Services and CLC of West Point, which were insured by
Lexington, in April, 2003. The terms of the settlement of
Ezell and Whitley included a lump sum payment and a payment
of $200, 000 to be annuitized to provide periodic payments
beginning in June, 2003. Under that payment structure, Ezell
and Whitley were each allocated one half of the $200, 000, or
$100, 000. The annuity to fund future payments was issued by
American General Life Insurance Company (“AGL”).
and Whitely allege they were unaware that the amount listed
in the settlement agreement, $200, 000, included a commission
that would be paid by defendants to someone working on behalf
of defendants to settle the claim. They contend that
defendants did not inform them that 4% of the annuity premium
would be paid to an AIG Approved Broker, Jim Beatty.
entered into a settlement agreement in August, 2009,
resolving wrongful death and personal injury claims against
Bull Motors LLC, which was insured by Lexington. Like the
settlement of Ezell and Whitley, Biddings's settlement
agreement with Lexington provided for a cash payment and a
set of periodic payments with a then “present
value” of $1, 642, 000. Lexington funded three separate
annuities issued by three life insurance companies who are
unaffiliated with defendants and not named in this action:
Allstate Life Insurance Company, Hartford Life Insurance
Company and New York Life Insurance Company.
alleges that she was unaware that 4% of the $1, 642, 000
annuity premium would be paid to AIG Approved Broker Douglas
“Chuck” Smith. The complaint states that Biddings
did not know that the amount to be annuitized included a
commission that would be paid to someone working on behalf of
defendants to settle the claims brought against Lexington in
its capacity as liability insurer to Bull Motors.
commenced this action on January 3, 2017. On March 31, 2017,
defendants jointly moved to dismiss the complaint in its
Motion to Dismiss
survive a motion to dismiss, a complaint must contain
sufficient factual matter, accepted as true, to “state
a claim to relief that is plausible on its face.”
Bell Atl. Corp. v. Twombly, 550

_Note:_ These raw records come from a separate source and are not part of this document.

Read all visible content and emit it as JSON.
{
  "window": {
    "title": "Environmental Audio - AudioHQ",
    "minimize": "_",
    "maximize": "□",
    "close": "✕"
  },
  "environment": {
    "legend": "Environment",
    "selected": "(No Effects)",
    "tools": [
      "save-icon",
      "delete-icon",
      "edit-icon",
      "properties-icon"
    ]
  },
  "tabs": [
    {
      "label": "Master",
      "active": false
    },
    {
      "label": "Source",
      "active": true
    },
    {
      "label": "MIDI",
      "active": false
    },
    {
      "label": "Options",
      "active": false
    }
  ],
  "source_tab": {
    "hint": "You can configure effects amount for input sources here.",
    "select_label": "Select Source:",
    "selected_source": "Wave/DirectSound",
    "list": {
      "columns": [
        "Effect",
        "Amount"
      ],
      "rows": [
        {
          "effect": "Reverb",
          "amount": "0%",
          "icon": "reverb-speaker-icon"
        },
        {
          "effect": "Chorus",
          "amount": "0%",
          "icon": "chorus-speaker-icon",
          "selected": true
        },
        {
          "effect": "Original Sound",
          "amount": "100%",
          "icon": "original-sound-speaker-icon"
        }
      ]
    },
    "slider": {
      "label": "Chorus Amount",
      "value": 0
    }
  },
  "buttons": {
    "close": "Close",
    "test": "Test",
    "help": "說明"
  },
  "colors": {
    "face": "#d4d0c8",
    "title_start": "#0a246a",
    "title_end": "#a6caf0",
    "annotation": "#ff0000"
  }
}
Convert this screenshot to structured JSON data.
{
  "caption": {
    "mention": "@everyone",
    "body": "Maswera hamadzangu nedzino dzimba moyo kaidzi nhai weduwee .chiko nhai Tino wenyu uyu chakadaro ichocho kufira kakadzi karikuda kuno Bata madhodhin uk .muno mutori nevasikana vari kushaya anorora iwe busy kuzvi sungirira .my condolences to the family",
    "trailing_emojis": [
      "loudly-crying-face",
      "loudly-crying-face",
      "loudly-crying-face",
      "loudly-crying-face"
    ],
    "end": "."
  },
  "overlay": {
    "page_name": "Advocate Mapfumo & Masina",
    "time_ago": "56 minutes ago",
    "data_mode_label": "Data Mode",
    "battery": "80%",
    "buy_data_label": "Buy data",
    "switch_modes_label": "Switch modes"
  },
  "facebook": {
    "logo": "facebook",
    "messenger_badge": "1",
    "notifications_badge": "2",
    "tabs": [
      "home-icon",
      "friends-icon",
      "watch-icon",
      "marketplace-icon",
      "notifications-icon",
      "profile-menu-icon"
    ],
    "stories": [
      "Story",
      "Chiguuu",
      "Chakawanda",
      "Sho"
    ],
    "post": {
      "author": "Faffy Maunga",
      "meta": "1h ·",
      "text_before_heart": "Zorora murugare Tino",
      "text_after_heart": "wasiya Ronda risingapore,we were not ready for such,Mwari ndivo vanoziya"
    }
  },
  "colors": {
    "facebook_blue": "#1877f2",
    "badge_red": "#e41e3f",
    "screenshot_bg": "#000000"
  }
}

U.S. 544, 570 (2007). In considering the merits of a motion
to dismiss, the Court may look only to the facts alleged in
the pleadings, documents attached as exhibits or incorporated
by reference in the complaint and matters of which judicial
notice can be taken. Nollet v. Justices
of Trial Court of Mass., 83 F.Supp.2d 204, 208 (D. Mass.
2000), aff'd, 248 F.3d 1127 (1st Cir. 2000). Furthermore,
the Court must accept all factual allegations in the
complaint as true and draw all reasonable inferences in the
plaintiff's favor. Langadinos v.
Am. Airlines, Inc., 199 F.3d 68, 69 (1st Cir. 2000).
Although a court must accept as true all of the factual
allegations contained in a complaint, that doctrine is not
applicable to legal conclusions. Ashcroft
v. Iqbal, 556 U.S. 662 (2009).
preliminary matter, defendants assert that plaintiffs have
failed to allege any ascertainable injury to establish
standing, requiring dismissal of all of plaintiffs'
claims. Defendants contend that plaintiffs have received all
of the payments that they are entitled to under the terms of
their settlement agreements. Because plaintiffs have received